Question 23. Why should density differences due to temperature differences even matter in the mantle when the density differences among the different minerals are so large by comparison? Would not the minerals rise and sink in accordance with their specific gravities during the 1650 pre-Flood years to establish a stable vertical density stratification which lithospheric slabs afterward would be incapable of penetrating?
Response: The answer actually is quite simple. The rock material of the mantle is in the solid, not liquid, state, except for some extremely tiny pockets near the surface where some partial melting is taking place. Where the rock is solid, no density stratification can occur! Almost everywhere in the mantle, the ultramafic rock consists of an interlocking matrix of solid mineral grains. Moreover, the rock consists of a mixture of different mineral types. In the upper mantle above the transition zone, for example, the dominant mineral types are olivine and pyroxene, but there are commonly smaller amounts of several other minerals such as garnet. In the lower mantle, the dominant minerals are magnesiowuestite and silicate perovskite. As one goes deeper into the mantle, the mineral assemblages change because of the increasing pressure, but available observational evidence indicates that the bulk chemical composition remains very close to uniform.
Even in the small volumes where partial melting is taking place, for example, just below spreading ridges and about 100 km deep just above the top side of a subducting plate, the rock is still, for the most part, a coherent solid of interlocking mineral grains. In these volumes, it is only the minerals with the very lowest melting points that are melting. The remainder of the crystals in the solid matrix are unmelted and solid. Typically, the degree of melting in these special places in the uppermost mantle is only on the order of a few percent.
How do we know that the mantle is solid and that the rock is strong? The primary evidence comes from seismology. Waves of the type known as shear waves propagate throughout the entire mantle. From the shear wave speeds we observe, it is possible to determine the shear modulus of the rock material and to conclude that, on the time scale of seismic waves, the rock strength is comparable to that of high grade steel. By contrast, shear waves fail to propagate at all in the outer core, that is, in the region just below the mantle. From this we infer with a high level of certainty that the outer core is liquid. From its density and other characteristics, in view of high pressure/temperature measurements we can make in the laboratory, we can further infer that its composition is largely molten iron.

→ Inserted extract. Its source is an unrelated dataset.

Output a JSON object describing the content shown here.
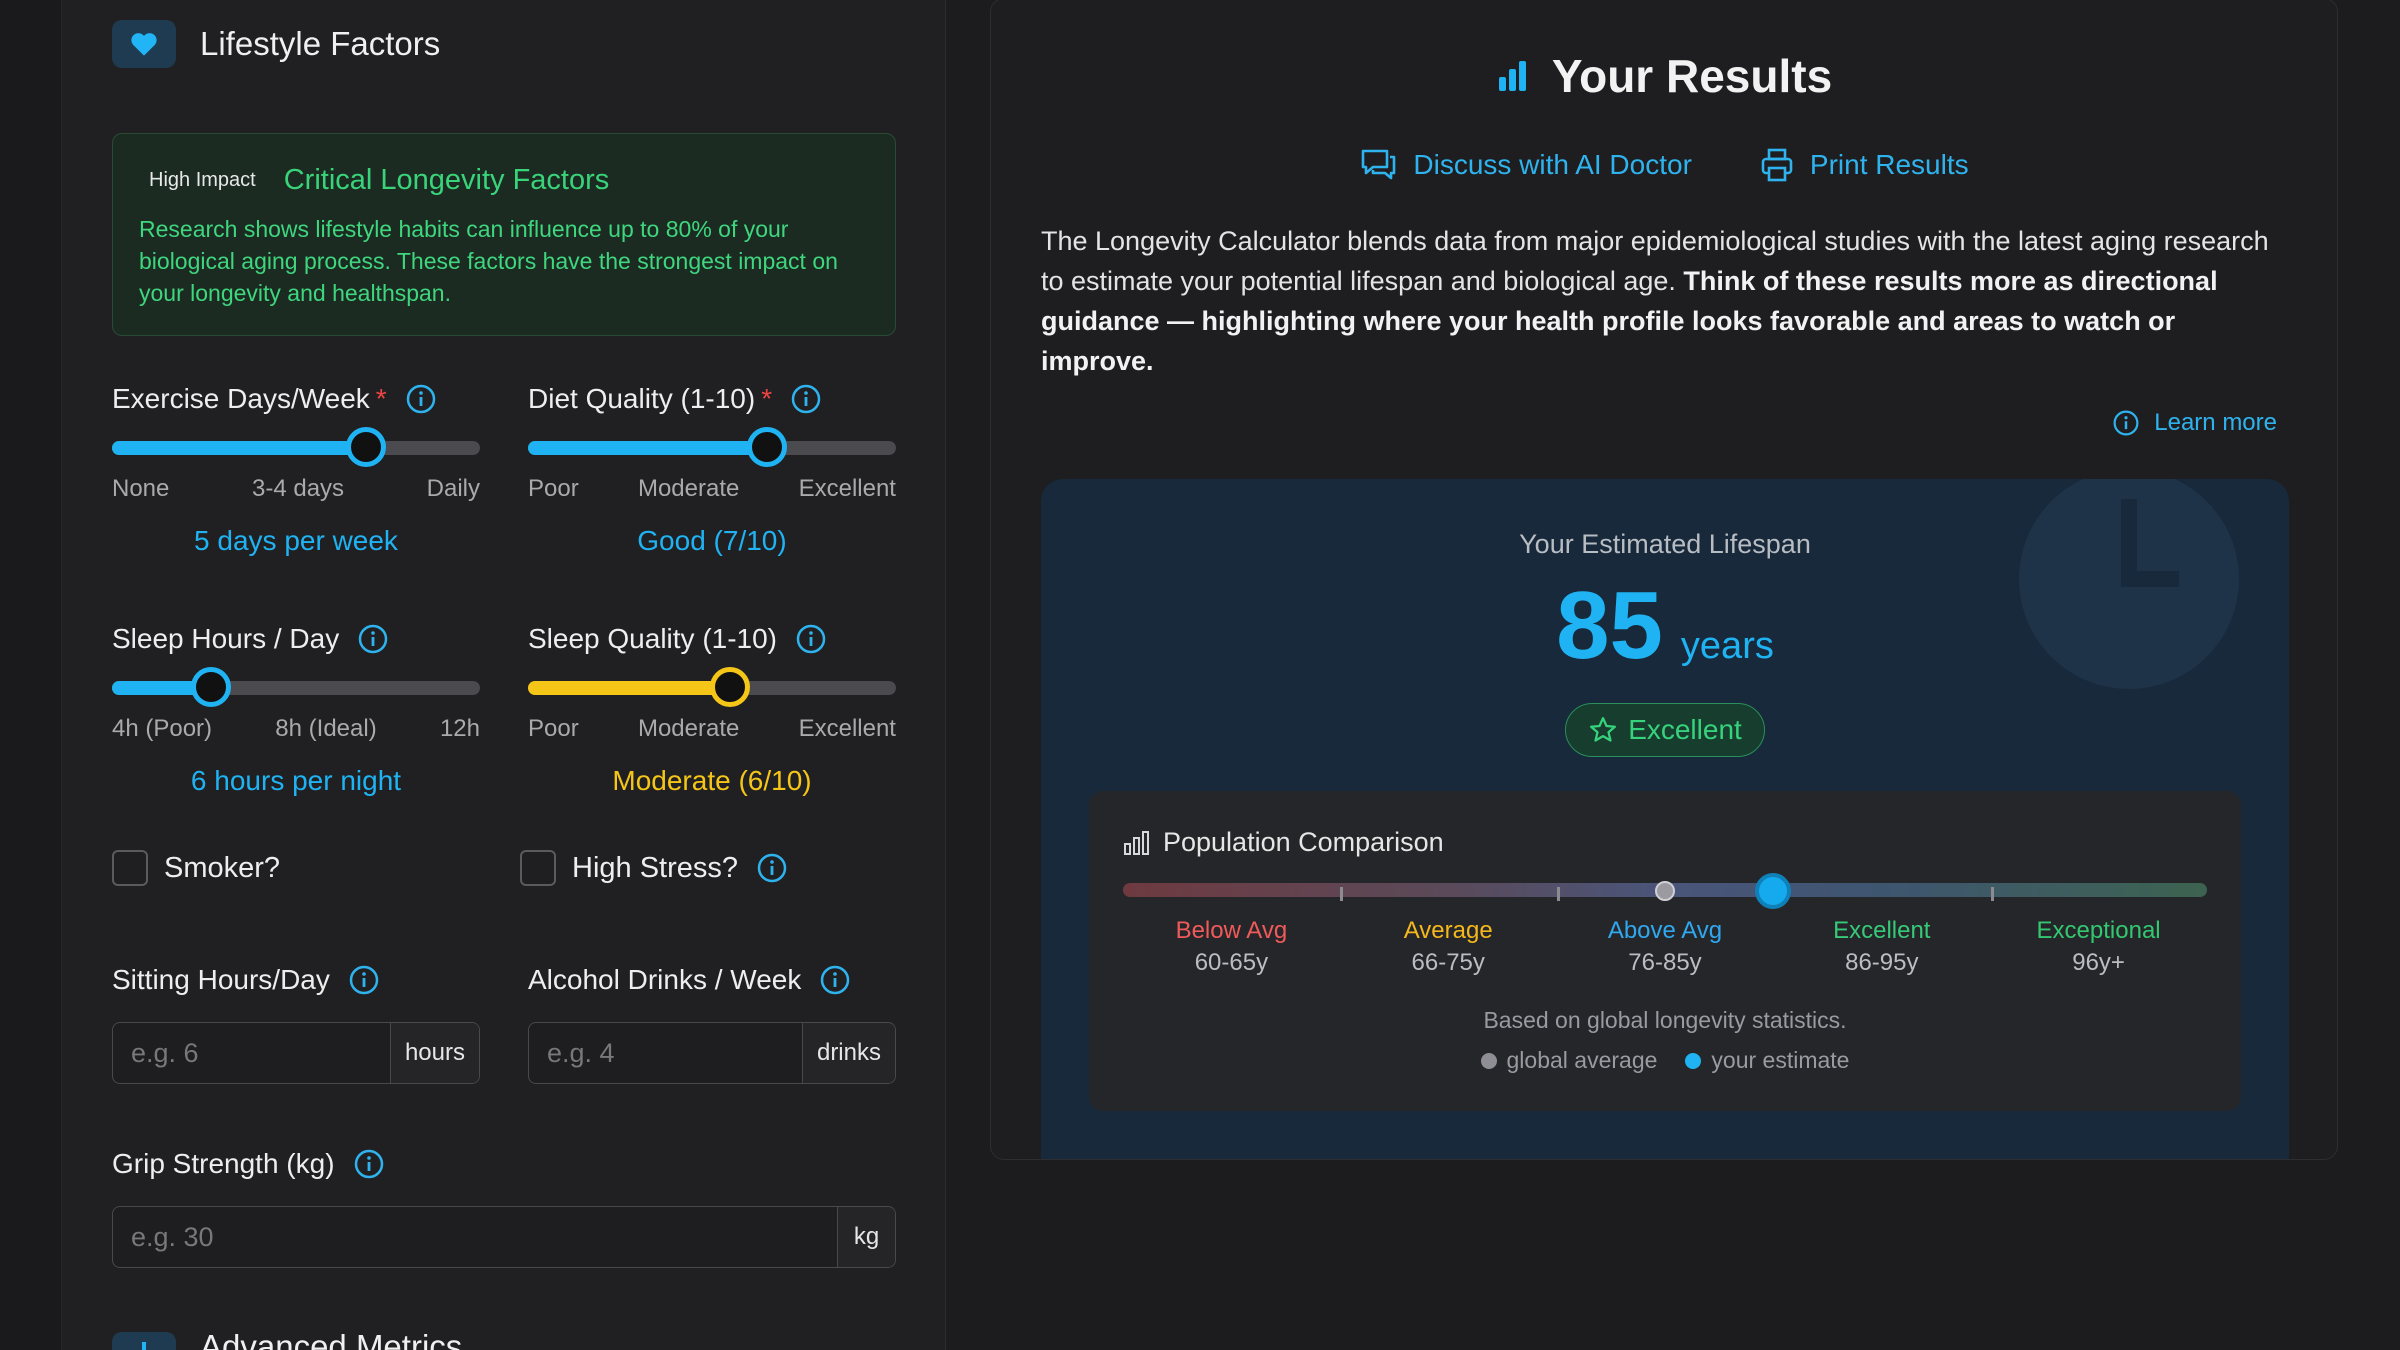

Significant chemical contrast does exist, however, between the mantle and the crust. While the oceanic crust is basaltic in composition and derived from the partial melting of mantle rock, continental crust is radically different from mantle rock. Its density (about 2700-2800 kg/m3) is about 15-18% less than that of mantle rock (about 3300 kg/m3), and it tends to have dramatically higher concentrations of what are called incompatible elements. Such elements are referred to as incompatible because they do not conveniently fit into the lattices of most common rock-forming mantle minerals. These incompatible elements includes those with a large ionic radius, such as potassium, rubidium, cesium, strontium, and barium, as well as those with large ionic valences such as zirconium, niobium, hafnium, the rare earth elements, thorium, uranium and tantalum. Because of its high concentration of incompatible elements, continental crust typically displays at least 100 times the level of the main radioactive elements relative to rock from the mantle.
In summary, why is the mantle not stably stratified according to mineral density? The basic answer seems to be that God created it nearly chemically homogeneous and solid. Being solid and nearly homogeneous, there is no significant tendency for denser minerals within a small local parcel of rock to sink relative to the others.